*** Records to use ***

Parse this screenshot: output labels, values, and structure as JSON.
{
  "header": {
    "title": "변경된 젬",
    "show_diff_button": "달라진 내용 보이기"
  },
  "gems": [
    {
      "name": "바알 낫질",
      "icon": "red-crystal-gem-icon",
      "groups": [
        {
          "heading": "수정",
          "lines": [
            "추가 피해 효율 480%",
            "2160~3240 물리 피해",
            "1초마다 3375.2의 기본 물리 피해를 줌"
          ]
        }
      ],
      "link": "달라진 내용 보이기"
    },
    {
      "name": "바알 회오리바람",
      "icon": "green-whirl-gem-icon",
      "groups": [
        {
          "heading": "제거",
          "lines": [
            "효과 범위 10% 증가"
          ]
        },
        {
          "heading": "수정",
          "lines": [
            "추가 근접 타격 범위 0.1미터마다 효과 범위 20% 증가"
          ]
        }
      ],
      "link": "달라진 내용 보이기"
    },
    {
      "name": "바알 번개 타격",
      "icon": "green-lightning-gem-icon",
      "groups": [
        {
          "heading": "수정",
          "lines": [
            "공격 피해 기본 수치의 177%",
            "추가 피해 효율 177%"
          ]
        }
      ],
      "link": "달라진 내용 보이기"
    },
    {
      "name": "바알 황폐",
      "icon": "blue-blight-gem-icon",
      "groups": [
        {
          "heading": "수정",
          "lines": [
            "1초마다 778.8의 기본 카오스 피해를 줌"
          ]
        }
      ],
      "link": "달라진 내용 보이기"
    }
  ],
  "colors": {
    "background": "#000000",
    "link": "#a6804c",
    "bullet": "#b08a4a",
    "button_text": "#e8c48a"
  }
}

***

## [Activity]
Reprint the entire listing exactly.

## [Task answer]
Parse this screenshot: output labels, values, and structure as JSON.
{
  "header": {
    "title": "변경된 젬",
    "show_diff_button": "달라진 내용 보이기"
  },
  "gems": [
    {
      "name": "바알 낫질",
      "icon": "red-crystal-gem-icon",
      "groups": [
        {
          "heading": "수정",
          "lines": [
            "추가 피해 효율 480%",
            "2160~3240 물리 피해",
            "1초마다 3375.2의 기본 물리 피해를 줌"
          ]
        }
      ],
      "link": "달라진 내용 보이기"
    },
    {
      "name": "바알 회오리바람",
      "icon": "green-whirl-gem-icon",
      "groups": [
        {
          "heading": "제거",
          "lines": [
            "효과 범위 10% 증가"
          ]
        },
        {
          "heading": "수정",
          "lines": [
            "추가 근접 타격 범위 0.1미터마다 효과 범위 20% 증가"
          ]
        }
      ],
      "link": "달라진 내용 보이기"
    },
    {
      "name": "바알 번개 타격",
      "icon": "green-lightning-gem-icon",
      "groups": [
        {
          "heading": "수정",
          "lines": [
            "공격 피해 기본 수치의 177%",
            "추가 피해 효율 177%"
          ]
        }
      ],
      "link": "달라진 내용 보이기"
    },
    {
      "name": "바알 황폐",
      "icon": "blue-blight-gem-icon",
      "groups": [
        {
          "heading": "수정",
          "lines": [
            "1초마다 778.8의 기본 카오스 피해를 줌"
          ]
        }
      ],
      "link": "달라진 내용 보이기"
    }
  ],
  "colors": {
    "background": "#000000",
    "link": "#a6804c",
    "bullet": "#b08a4a",
    "button_text": "#e8c48a"
  }
}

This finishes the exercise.